The suicide of Robin Williams has inspired another national dialogue about mental illness. If a man who was so talented, so admired, so successful could also be so depressed to the point where he would take his own life, it reminds us we need to be more aware of the difficulties facing people in our own lives, to help them get the help they need.
The stories raise awareness of something that is common knowledge among mental health professionals but comes as a shock to others. As a report in The New York Times put it, "More than 70 percent of all suicides in the United States are white men, most of them in their middle years, and many take their lives in the wake of some loss, whether professional, personal or physical."
This impulse to help more people get more care is reminiscent of the one that greeted the massacre at Sandy Hook Elementary School in Connecticut a year and a half ago. If a troubled young man had received the treatment he needed, perhaps so many youngsters and their brave teachers might not have been shot down.
And that came just six months after a man who had been receiving psychiatric treatment killed a dozen and injured scores more in a shooting in a Colorado movie theater.
Mental illness is hard to diagnose and hard to treat. No one ever argues that we need less access, but few in a position to make a difference have confronted the reality of just how hard it can be to get treatment. Hospitals close inpatient mental health units, states cut budgets. It all gets lost in the shuffle.
Scary statistics surface from time to time in news stories. Last year the U.S. Department of Health and Human Services told Congress that 55 percent of the nation's 3,100 counties had no practicing psychiatrists, psychologists or social workers. The report blamed budget cuts and an increase in those leaving the profession.
For those fortunate enough to live in a community that still had practicing mental health professionals, a survey by the Kaiser Family Foundation found that many are in such demand that they no longer accept new patients and many do not accept private insurance.
The Healthcare Association of New York State found last year that 58 percent of hospitals and health systems had a shortage of psychiatrists, with nearly 40 percent of those still on staff close to retirement. Nationally, the Association of American Medical Colleges found that 57 percent of practicing psychiatrists are at least 55 years old.
The well-known, oft-talked-about stigma of mental illness shows up in other ways as well with unemployment rates running as high as 80 percent and with jails finding that half to two-thirds of those being locked up on any given day have mental health issues, many of them serious and untreated.

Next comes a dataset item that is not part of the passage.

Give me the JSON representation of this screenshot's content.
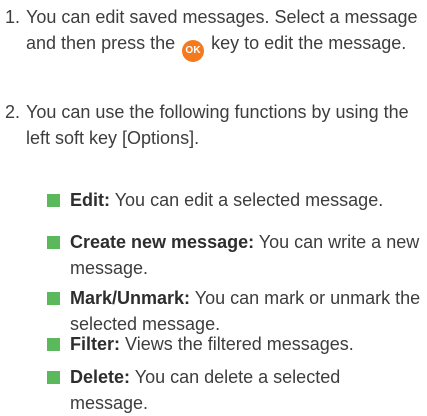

Each sad or tragic story leads to the same statistics and the same conclusion. While people can help those in their lives cope with mental illness, the matching public commitment of resources has not come close to keeping up with the needs.
Copyright The Times Herald-Record of Middletown. Reprinted with permission.